§ **ABOUT THIS EXERCISE**
Pull every line containing the word "pymysql" from the records.

§ **DATA RECORDS**
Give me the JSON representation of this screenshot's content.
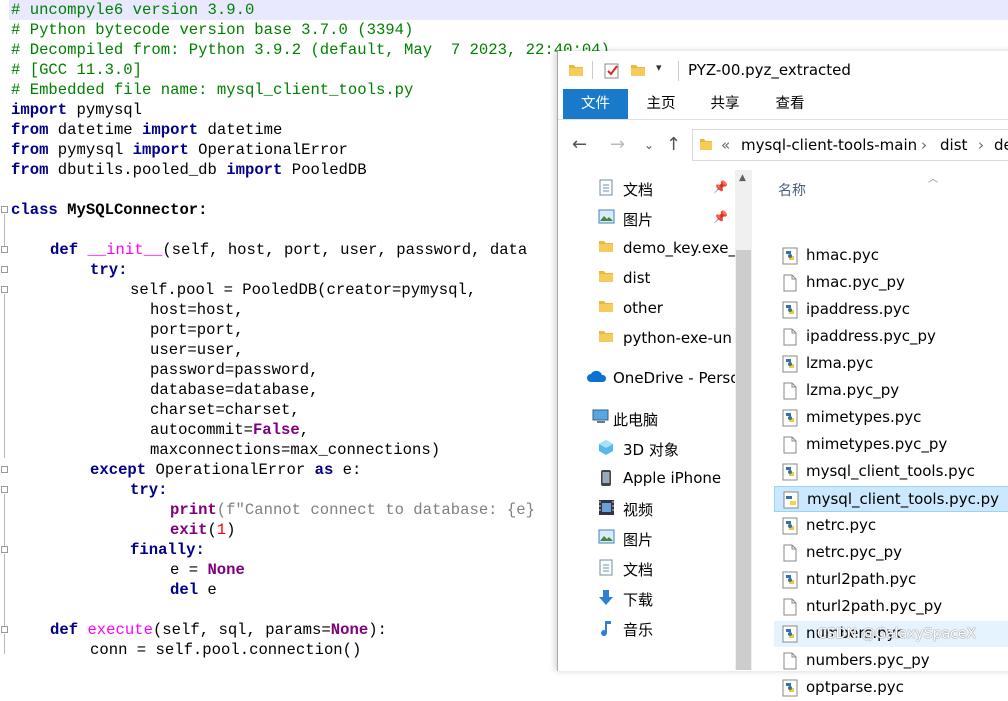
{
  "editor": {
    "comments": [
      "# uncompyle6 version 3.9.0",
      "# Python bytecode version base 3.7.0 (3394)",
      "# Decompiled from: Python 3.9.2 (default, May  7 2023, 22:40:04)",
      "# [GCC 11.3.0]",
      "# Embedded file name: mysql_client_tools.py"
    ],
    "imports": [
      {
        "kw": "import",
        "mod": " pymysql",
        "kw2": "",
        "name": ""
      },
      {
        "kw": "from",
        "mod": " datetime ",
        "kw2": "import",
        "name": " datetime"
      },
      {
        "kw": "from",
        "mod": " pymysql ",
        "kw2": "import",
        "name": " OperationalError"
      },
      {
        "kw": "from",
        "mod": " dbutils.pooled_db ",
        "kw2": "import",
        "name": " PooledDB"
      }
    ],
    "class_kw": "class",
    "class_name": " MySQLConnector:",
    "def_kw": "def",
    "init_name": "__init__",
    "init_args": "(self, host, port, user, password, data",
    "try_kw": "try:",
    "pool_line": "self.pool = PooledDB(creator=pymysql,",
    "kwargs": [
      "host=host,",
      "port=port,",
      "user=user,",
      "password=password,",
      "database=database,",
      "charset=charset,"
    ],
    "autocommit_pre": "autocommit=",
    "autocommit_val": "False",
    "autocommit_post": ",",
    "maxconn": "maxconnections=max_connections)",
    "except_kw": "except",
    "except_name": " OperationalError ",
    "as_kw": "as",
    "except_var": " e:",
    "try2": "try:",
    "print_fn": "print",
    "print_args": "(f\"Cannot connect to database: {e}",
    "exit_fn": "exit",
    "exit_args_open": "(",
    "exit_num": "1",
    "exit_args_close": ")",
    "finally_kw": "finally:",
    "e_assign": "e = ",
    "none_val": "None",
    "del_kw": "del",
    "del_var": " e",
    "execute_name": "execute",
    "execute_args": "(self, sql, params=",
    "execute_none": "None",
    "execute_close": "):",
    "conn_line": "conn = self.pool.connection()"
  },
  "explorer": {
    "title": "PYZ-00.pyz_extracted",
    "ribbon_tabs": [
      "文件",
      "主页",
      "共享",
      "查看"
    ],
    "breadcrumb": [
      "«",
      "mysql-client-tools-main",
      "›",
      "dist",
      "›",
      "de"
    ],
    "nav_items": [
      {
        "label": "文档",
        "pinned": true
      },
      {
        "label": "图片",
        "pinned": true
      },
      {
        "label": "demo_key.exe_",
        "pinned": false
      },
      {
        "label": "dist",
        "pinned": false
      },
      {
        "label": "other",
        "pinned": false
      },
      {
        "label": "python-exe-un",
        "pinned": false
      },
      {
        "label": "OneDrive - Perso",
        "pinned": false
      },
      {
        "label": "此电脑",
        "pinned": false
      },
      {
        "label": "3D 对象",
        "pinned": false
      },
      {
        "label": "Apple iPhone",
        "pinned": false
      },
      {
        "label": "视频",
        "pinned": false
      },
      {
        "label": "图片",
        "pinned": false
      },
      {
        "label": "文档",
        "pinned": false
      },
      {
        "label": "下载",
        "pinned": false
      },
      {
        "label": "音乐",
        "pinned": false
      }
    ],
    "column_header": "名称",
    "files": [
      {
        "name": "hmac.pyc",
        "type": "pyc"
      },
      {
        "name": "hmac.pyc_py",
        "type": "txt"
      },
      {
        "name": "ipaddress.pyc",
        "type": "pyc"
      },
      {
        "name": "ipaddress.pyc_py",
        "type": "txt"
      },
      {
        "name": "lzma.pyc",
        "type": "pyc"
      },
      {
        "name": "lzma.pyc_py",
        "type": "txt"
      },
      {
        "name": "mimetypes.pyc",
        "type": "pyc"
      },
      {
        "name": "mimetypes.pyc_py",
        "type": "txt"
      },
      {
        "name": "mysql_client_tools.pyc",
        "type": "pyc"
      },
      {
        "name": "mysql_client_tools.pyc.py",
        "type": "py",
        "selected": true
      },
      {
        "name": "netrc.pyc",
        "type": "pyc"
      },
      {
        "name": "netrc.pyc_py",
        "type": "txt"
      },
      {
        "name": "nturl2path.pyc",
        "type": "pyc"
      },
      {
        "name": "nturl2path.pyc_py",
        "type": "txt"
      },
      {
        "name": "numbers.pyc",
        "type": "pyc",
        "hover": true
      },
      {
        "name": "numbers.pyc_py",
        "type": "txt"
      },
      {
        "name": "optparse.pyc",
        "type": "pyc"
      }
    ]
  },
  "watermark": "CSDN @GalaxySpaceX"
}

§ **OUTPUT FOR THIS TASK**
        "mod": " pymysql",
        "mod": " pymysql ",
    "pool_line": "self.pool = PooledDB(creator=pymysql,",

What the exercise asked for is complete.